To address on-target, off-tumor toxicity with CAR T cell therapy, Castellarin et al. developed a model in which hHER2 was stably expressed at high (hHER2-high) or low (hHER2-low) levels on normal hepatocytes to mimic clinical situations. High-affinity (HA) and low-affinity (LA) HER2 CAR T cells (CARTs) caused lethal liver toxicity in mice with hHER-high livers, but in hHER2-low mice, LA-CARTs resulted in less liver damage and lower circulating IFNγ. LA-CARTs exhibited superior antitumor efficacy against hHER2+ xenografts compared to HA-CARTs, partly due to faster trafficking from the liver into the tumor.
Contributed by Katherine Turner
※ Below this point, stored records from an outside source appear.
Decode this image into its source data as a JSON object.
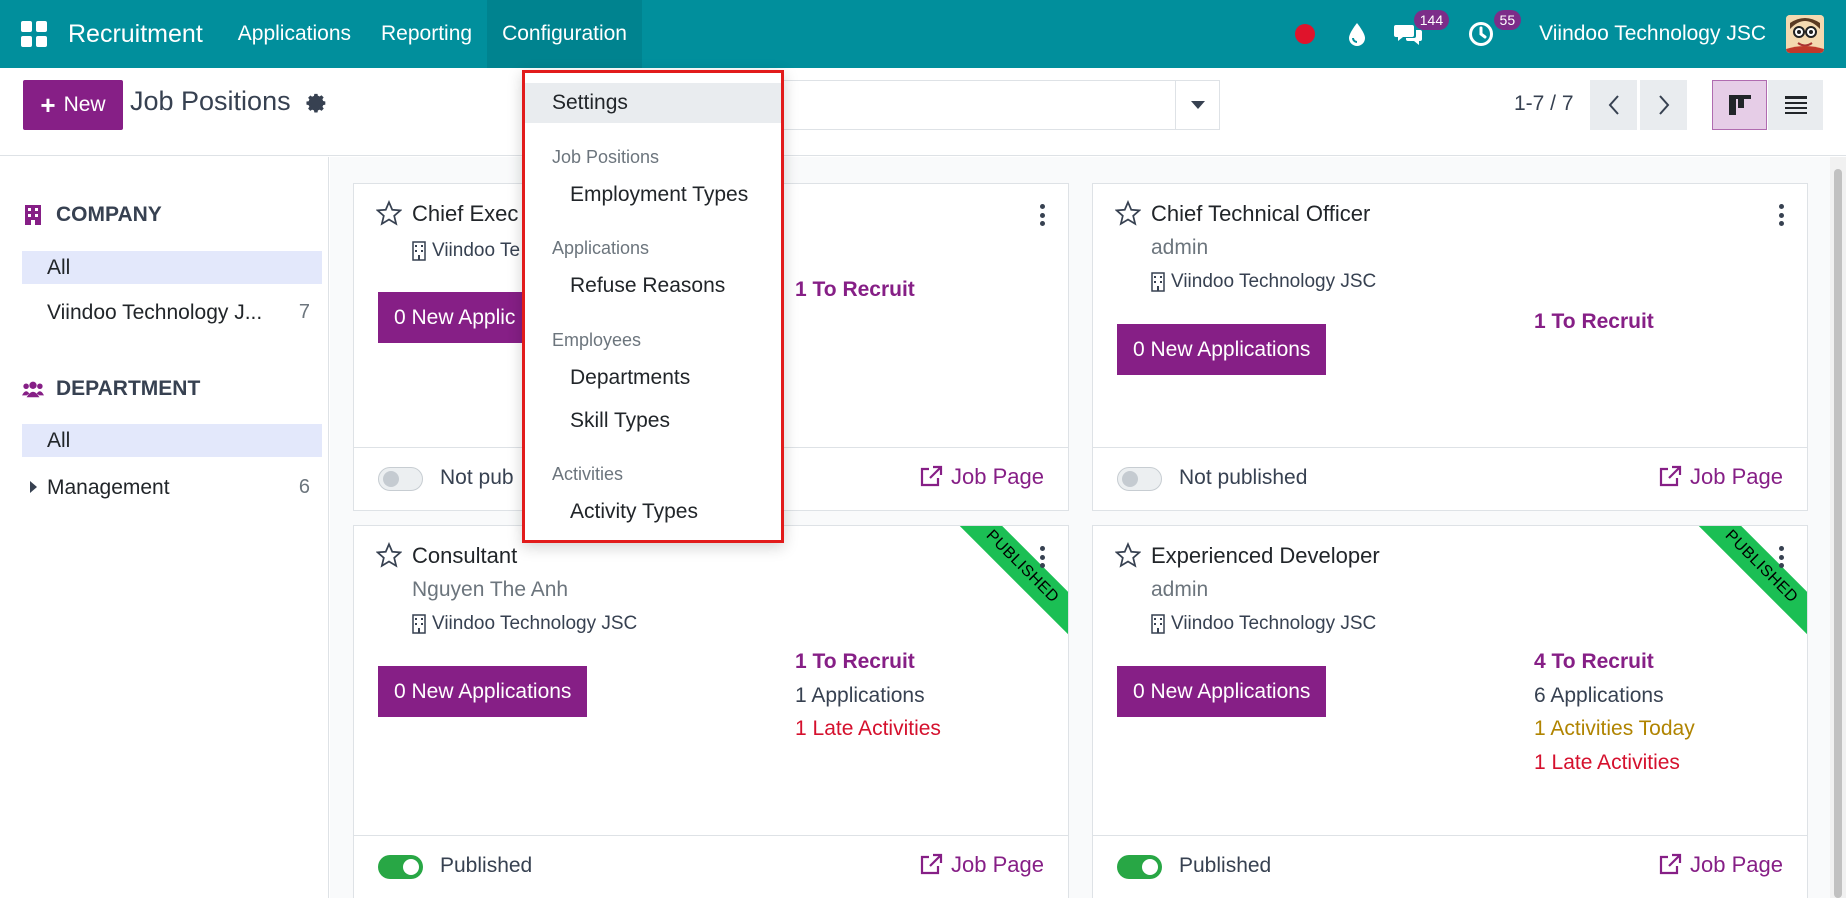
{
  "navbar": {
    "app_name": "Recruitment",
    "menus": [
      {
        "label": "Applications"
      },
      {
        "label": "Reporting"
      },
      {
        "label": "Configuration"
      }
    ],
    "messages_badge": "144",
    "activities_badge": "55",
    "company": "Viindoo Technology JSC",
    "color": "#018f9c"
  },
  "control": {
    "new_label": "New",
    "title": "Job Positions",
    "pager": "1-7 / 7",
    "accent": "#861f86"
  },
  "sidebar": {
    "company_header": "COMPANY",
    "company_items": [
      {
        "label": "All",
        "count": ""
      },
      {
        "label": "Viindoo Technology J...",
        "count": "7"
      }
    ],
    "department_header": "DEPARTMENT",
    "department_items": [
      {
        "label": "All",
        "count": ""
      },
      {
        "label": "Management",
        "count": "6"
      }
    ]
  },
  "dropdown": {
    "settings": "Settings",
    "sections": [
      {
        "header": "Job Positions",
        "items": [
          "Employment Types"
        ]
      },
      {
        "header": "Applications",
        "items": [
          "Refuse Reasons"
        ]
      },
      {
        "header": "Employees",
        "items": [
          "Departments",
          "Skill Types"
        ]
      },
      {
        "header": "Activities",
        "items": [
          "Activity Types"
        ]
      }
    ]
  },
  "cards": [
    {
      "title": "Chief Exec",
      "company": "Viindoo Te",
      "new_apps": "0 New Applic",
      "to_recruit": "1 To Recruit",
      "status": "Not pub",
      "job_page": "Job Page"
    },
    {
      "title": "Chief Technical Officer",
      "recruiter": "admin",
      "company": "Viindoo Technology JSC",
      "new_apps": "0 New Applications",
      "to_recruit": "1 To Recruit",
      "status": "Not published",
      "job_page": "Job Page"
    },
    {
      "title": "Consultant",
      "recruiter": "Nguyen The Anh",
      "company": "Viindoo Technology JSC",
      "new_apps": "0 New Applications",
      "to_recruit": "1 To Recruit",
      "applications": "1 Applications",
      "late": "1 Late Activities",
      "status": "Published",
      "job_page": "Job Page",
      "ribbon": "PUBLISHED"
    },
    {
      "title": "Experienced Developer",
      "recruiter": "admin",
      "company": "Viindoo Technology JSC",
      "new_apps": "0 New Applications",
      "to_recruit": "4 To Recruit",
      "applications": "6 Applications",
      "today": "1 Activities Today",
      "late": "1 Late Activities",
      "status": "Published",
      "job_page": "Job Page",
      "ribbon": "PUBLISHED"
    }
  ]
}
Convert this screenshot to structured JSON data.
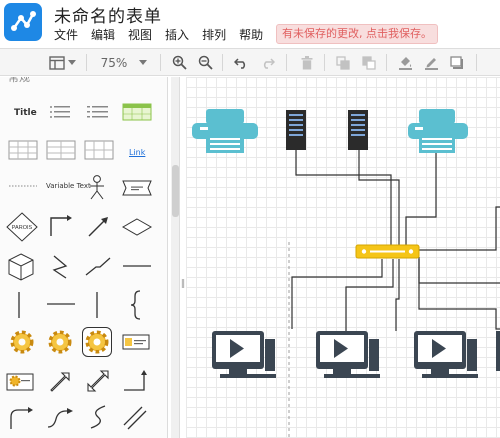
{
  "app": {
    "title": "未命名的表单",
    "logo_icon": "share-nodes-icon",
    "accent": "#1e88e5"
  },
  "menu": {
    "items": [
      "文件",
      "编辑",
      "视图",
      "插入",
      "排列",
      "帮助"
    ]
  },
  "notice": {
    "unsaved": "有未保存的更改, 点击我保存。"
  },
  "toolbar": {
    "zoom": "75%",
    "icons": [
      "layout-icon",
      "chevron-down-icon",
      "zoom-in-icon",
      "zoom-out-icon",
      "undo-icon",
      "redo-icon",
      "delete-icon",
      "to-front-icon",
      "to-back-icon",
      "fill-color-icon",
      "line-color-icon",
      "shadow-icon"
    ]
  },
  "sidebar": {
    "header_label": "常规",
    "shapes": {
      "title_label": "Title",
      "link_label": "Link",
      "variable_label": "Variable Text",
      "diamond_label": "PAROIS"
    }
  },
  "canvas": {
    "colors": {
      "printer": "#5bbfd0",
      "server": "#2b2b2b",
      "switch": "#f5c518",
      "monitor": "#3b4652",
      "connector": "#333333"
    },
    "icons": [
      "printer-icon",
      "server-icon",
      "server-icon",
      "printer-icon",
      "network-switch-icon",
      "video-monitor-icon",
      "video-monitor-icon",
      "video-monitor-icon"
    ]
  }
}
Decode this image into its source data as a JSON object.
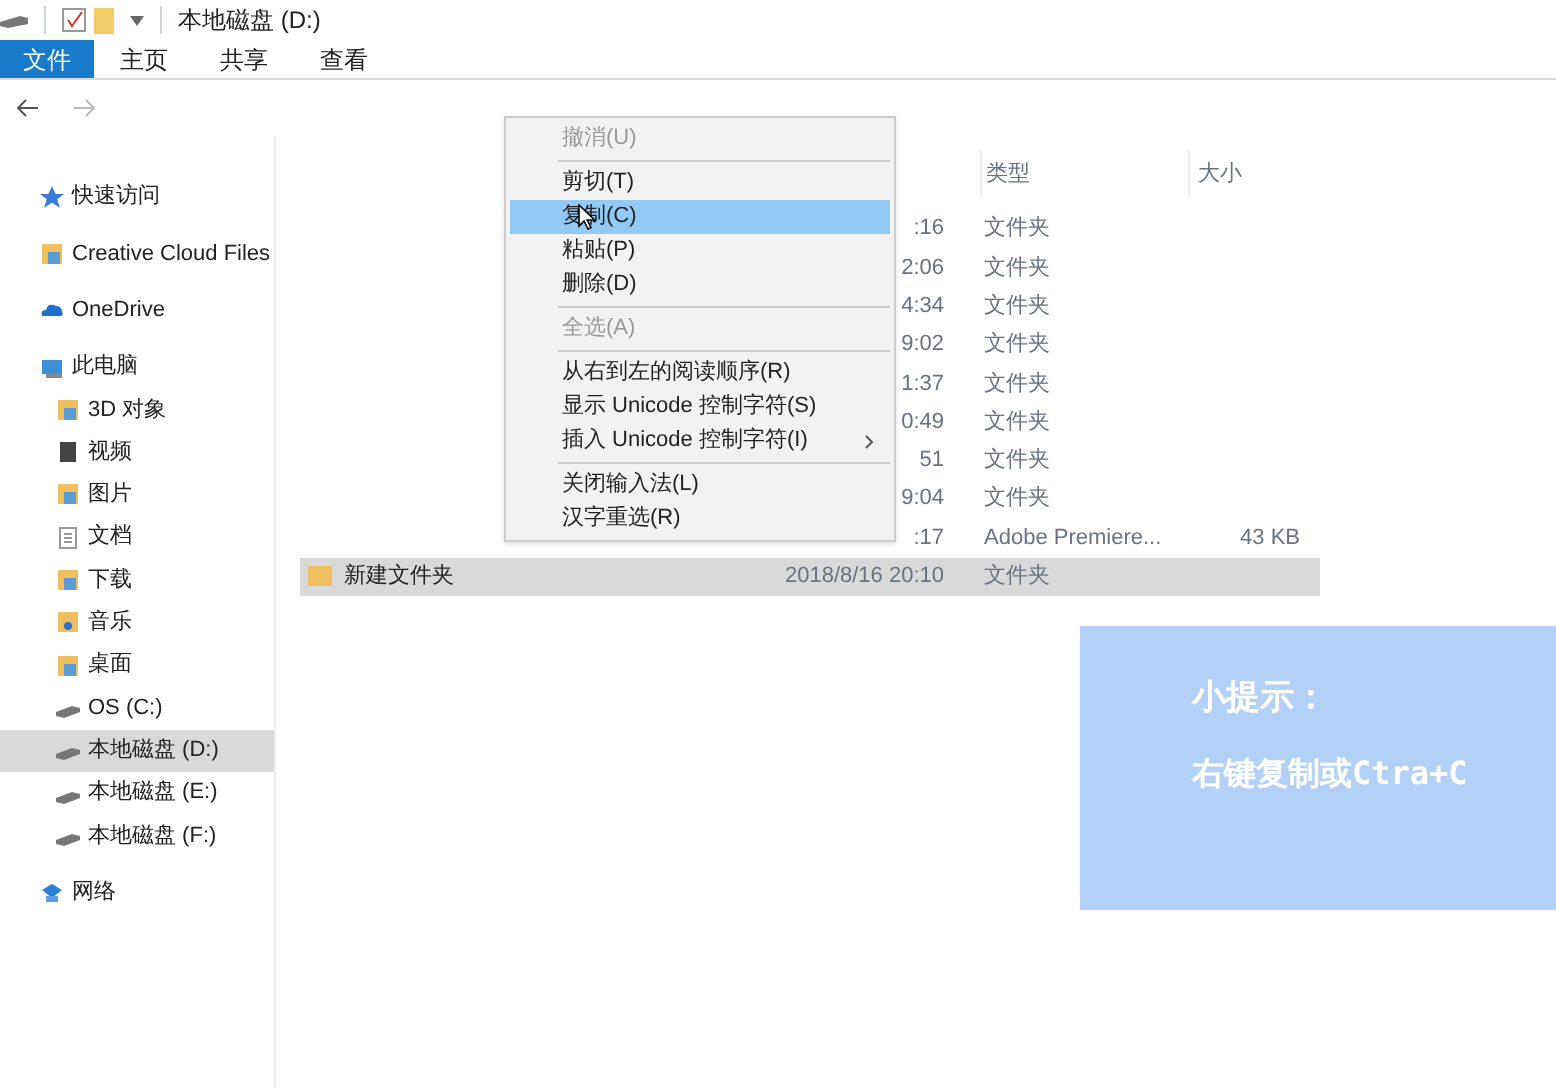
{
  "title_bar": {
    "title": "本地磁盘 (D:)"
  },
  "ribbon_tabs": [
    {
      "label": "文件",
      "kind": "file"
    },
    {
      "label": "主页",
      "kind": "tab"
    },
    {
      "label": "共享",
      "kind": "tab"
    },
    {
      "label": "查看",
      "kind": "tab"
    }
  ],
  "nav_pane": [
    {
      "label": "快速访问",
      "selected": false
    },
    {
      "label": "Creative Cloud Files",
      "selected": false
    },
    {
      "label": "OneDrive",
      "selected": false
    },
    {
      "label": "此电脑",
      "selected": false,
      "children": [
        {
          "label": "3D 对象",
          "selected": false
        },
        {
          "label": "视频",
          "selected": false
        },
        {
          "label": "图片",
          "selected": false
        },
        {
          "label": "文档",
          "selected": false
        },
        {
          "label": "下载",
          "selected": false
        },
        {
          "label": "音乐",
          "selected": false
        },
        {
          "label": "桌面",
          "selected": false
        },
        {
          "label": "OS (C:)",
          "selected": false
        },
        {
          "label": "本地磁盘 (D:)",
          "selected": true
        },
        {
          "label": "本地磁盘 (E:)",
          "selected": false
        },
        {
          "label": "本地磁盘 (F:)",
          "selected": false
        }
      ]
    },
    {
      "label": "网络",
      "selected": false
    }
  ],
  "columns": [
    {
      "label": "类型"
    },
    {
      "label": "大小"
    }
  ],
  "rows": [
    {
      "date": ":16",
      "type": "文件夹",
      "selected": false
    },
    {
      "date": "2:06",
      "type": "文件夹",
      "selected": false
    },
    {
      "date": "4:34",
      "type": "文件夹",
      "selected": false
    },
    {
      "date": "9:02",
      "type": "文件夹",
      "selected": false
    },
    {
      "date": "1:37",
      "type": "文件夹",
      "selected": false
    },
    {
      "date": "0:49",
      "type": "文件夹",
      "selected": false
    },
    {
      "date": "51",
      "type": "文件夹",
      "selected": false
    },
    {
      "date": "9:04",
      "type": "文件夹",
      "selected": false
    },
    {
      "date": ":17",
      "type": "Adobe Premiere...",
      "size": "43 KB",
      "selected": false
    },
    {
      "name": "新建文件夹",
      "date": "2018/8/16 20:10",
      "type": "文件夹",
      "selected": true
    }
  ],
  "context_menu": [
    {
      "kind": "item",
      "label": "撤消(U)",
      "disabled": true,
      "selected": false
    },
    {
      "kind": "separator"
    },
    {
      "kind": "item",
      "label": "剪切(T)",
      "disabled": false,
      "selected": false
    },
    {
      "kind": "item",
      "label": "复制(C)",
      "disabled": false,
      "selected": true
    },
    {
      "kind": "item",
      "label": "粘贴(P)",
      "disabled": false,
      "selected": false
    },
    {
      "kind": "item",
      "label": "删除(D)",
      "disabled": false,
      "selected": false
    },
    {
      "kind": "separator"
    },
    {
      "kind": "item",
      "label": "全选(A)",
      "disabled": true,
      "selected": false
    },
    {
      "kind": "separator"
    },
    {
      "kind": "item",
      "label": "从右到左的阅读顺序(R)",
      "disabled": false,
      "selected": false
    },
    {
      "kind": "item",
      "label": "显示 Unicode 控制字符(S)",
      "disabled": false,
      "selected": false
    },
    {
      "kind": "item",
      "label": "插入 Unicode 控制字符(I)",
      "disabled": false,
      "selected": false,
      "submenu": true
    },
    {
      "kind": "separator"
    },
    {
      "kind": "item",
      "label": "关闭输入法(L)",
      "disabled": false,
      "selected": false
    },
    {
      "kind": "item",
      "label": "汉字重选(R)",
      "disabled": false,
      "selected": false
    }
  ],
  "hint": {
    "title": "小提示：",
    "body": "右键复制或Ctra+C"
  }
}
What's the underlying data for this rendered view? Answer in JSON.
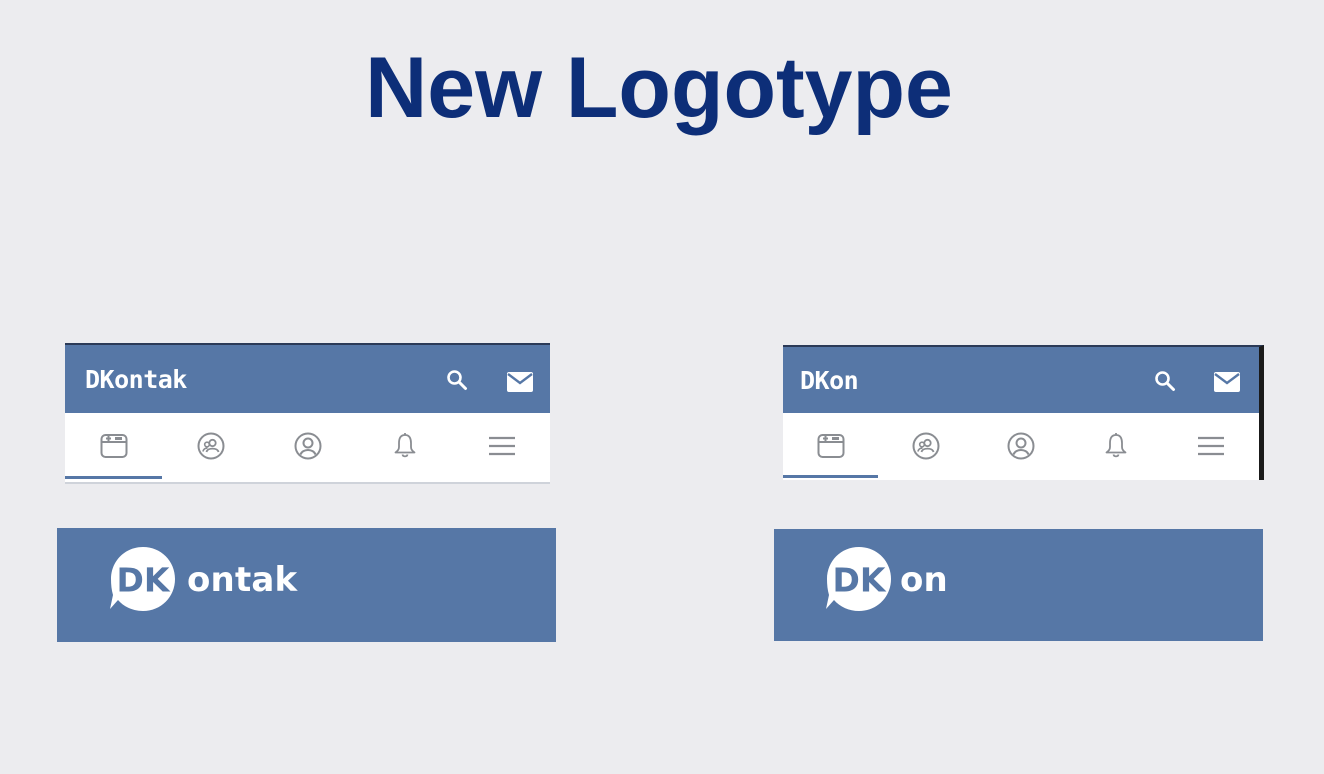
{
  "slide": {
    "title": "New Logotype"
  },
  "colors": {
    "background": "#ececef",
    "title": "#0d2e78",
    "brand_blue": "#5677a6",
    "tab_bar": "#ffffff",
    "icon_gray": "#8a8d92"
  },
  "headers": [
    {
      "brand": "DKontak",
      "actions": [
        "search-icon",
        "mail-icon"
      ],
      "tabs": [
        "news-icon",
        "friends-icon",
        "profile-icon",
        "bell-icon",
        "menu-icon"
      ],
      "active_tab": 0
    },
    {
      "brand": "DKon",
      "actions": [
        "search-icon",
        "mail-icon"
      ],
      "tabs": [
        "news-icon",
        "friends-icon",
        "profile-icon",
        "bell-icon",
        "menu-icon"
      ],
      "active_tab": 0
    }
  ],
  "logos": [
    {
      "mark": "DK",
      "wordmark": "ontak"
    },
    {
      "mark": "DK",
      "wordmark": "on"
    }
  ]
}
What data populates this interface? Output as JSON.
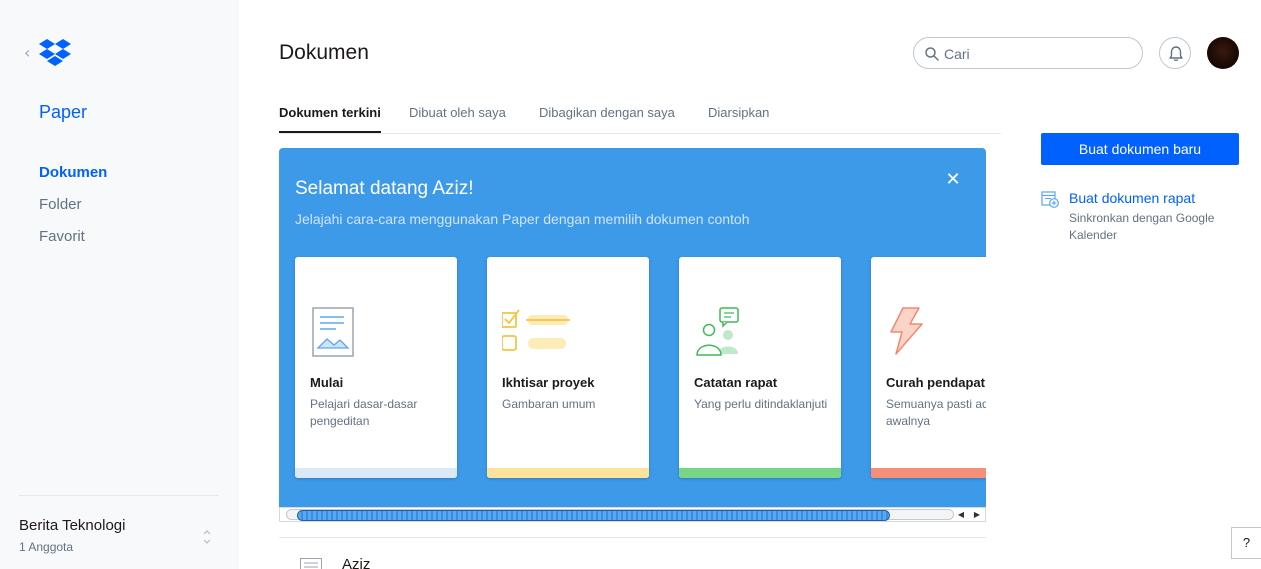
{
  "app": {
    "brand": "Paper",
    "page_title": "Dokumen"
  },
  "sidebar": {
    "nav": [
      {
        "label": "Dokumen",
        "active": true
      },
      {
        "label": "Folder",
        "active": false
      },
      {
        "label": "Favorit",
        "active": false
      }
    ],
    "team": {
      "name": "Berita Teknologi",
      "members": "1 Anggota"
    }
  },
  "header": {
    "search_placeholder": "Cari"
  },
  "tabs": [
    {
      "label": "Dokumen terkini",
      "active": true
    },
    {
      "label": "Dibuat oleh saya",
      "active": false
    },
    {
      "label": "Dibagikan dengan saya",
      "active": false
    },
    {
      "label": "Diarsipkan",
      "active": false
    }
  ],
  "welcome": {
    "title": "Selamat datang Aziz!",
    "subtitle": "Jelajahi cara-cara menggunakan Paper dengan memilih dokumen contoh",
    "cards": [
      {
        "title": "Mulai",
        "desc": "Pelajari dasar-dasar pengeditan",
        "icon": "document-image-icon",
        "stripe_color": "#dbe8f5"
      },
      {
        "title": "Ikhtisar proyek",
        "desc": "Gambaran umum",
        "icon": "checklist-icon",
        "stripe_color": "#fde49c"
      },
      {
        "title": "Catatan rapat",
        "desc": "Yang perlu ditindaklanjuti",
        "icon": "people-chat-icon",
        "stripe_color": "#76d587"
      },
      {
        "title": "Curah pendapat",
        "desc": "Semuanya pasti ada awalnya",
        "icon": "lightning-icon",
        "stripe_color": "#f58f79"
      }
    ]
  },
  "documents": [
    {
      "title": "Aziz"
    }
  ],
  "right_panel": {
    "new_doc_label": "Buat dokumen baru",
    "meeting_link": "Buat dokumen rapat",
    "meeting_sub": "Sinkronkan dengan Google Kalender"
  },
  "help_label": "?",
  "colors": {
    "accent": "#0061fe",
    "welcome_bg": "#3d9ae8",
    "sidebar_bg": "#f7f9fa"
  }
}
ABSTRACT: Off-tumor targeting of human antigens is difficult to predict in preclinical animal studies and can lead to serious adverse effects in patients. To address this, we developed a mouse model with stable and tunable human HER2 (hHER2) expression on normal hepatic tissue and compared toxicity between affinity-tuned HER2 CAR T cells (CARTs). In mice with hHER2-high livers, both the high-affinity (HA) and low-affinity (LA) CARTs caused lethal liver damage due to immunotoxicity. Mice with hHER2-low livers, LA-CARTs exhibited less liver damage and lower systemic levels of IFN-gamma than HA-CARTs. We then compared affinity-tuned CARTs for their ability to control a hHER2-positive tumor xenograft in our model. Surprisingly, the LA-CARTs outperformed the HA-CARTs with superior antitumor efficacy in vivo. We hypothesized that this was due in part to T cell trafficking differences between LA and HA-CARTs and found that the LA-CARTs migrated out of the liver and infiltrated the tumor sooner than the HA-CARTs. These findings highlight the importance of T cell targeting in reducing toxicity of normal tissue and also in preventing off-tumor sequestration of CARTs, which reduces their therapeutic potency. Our model may be useful to evaluate various CARTs that have conditional expression of more than one scFv.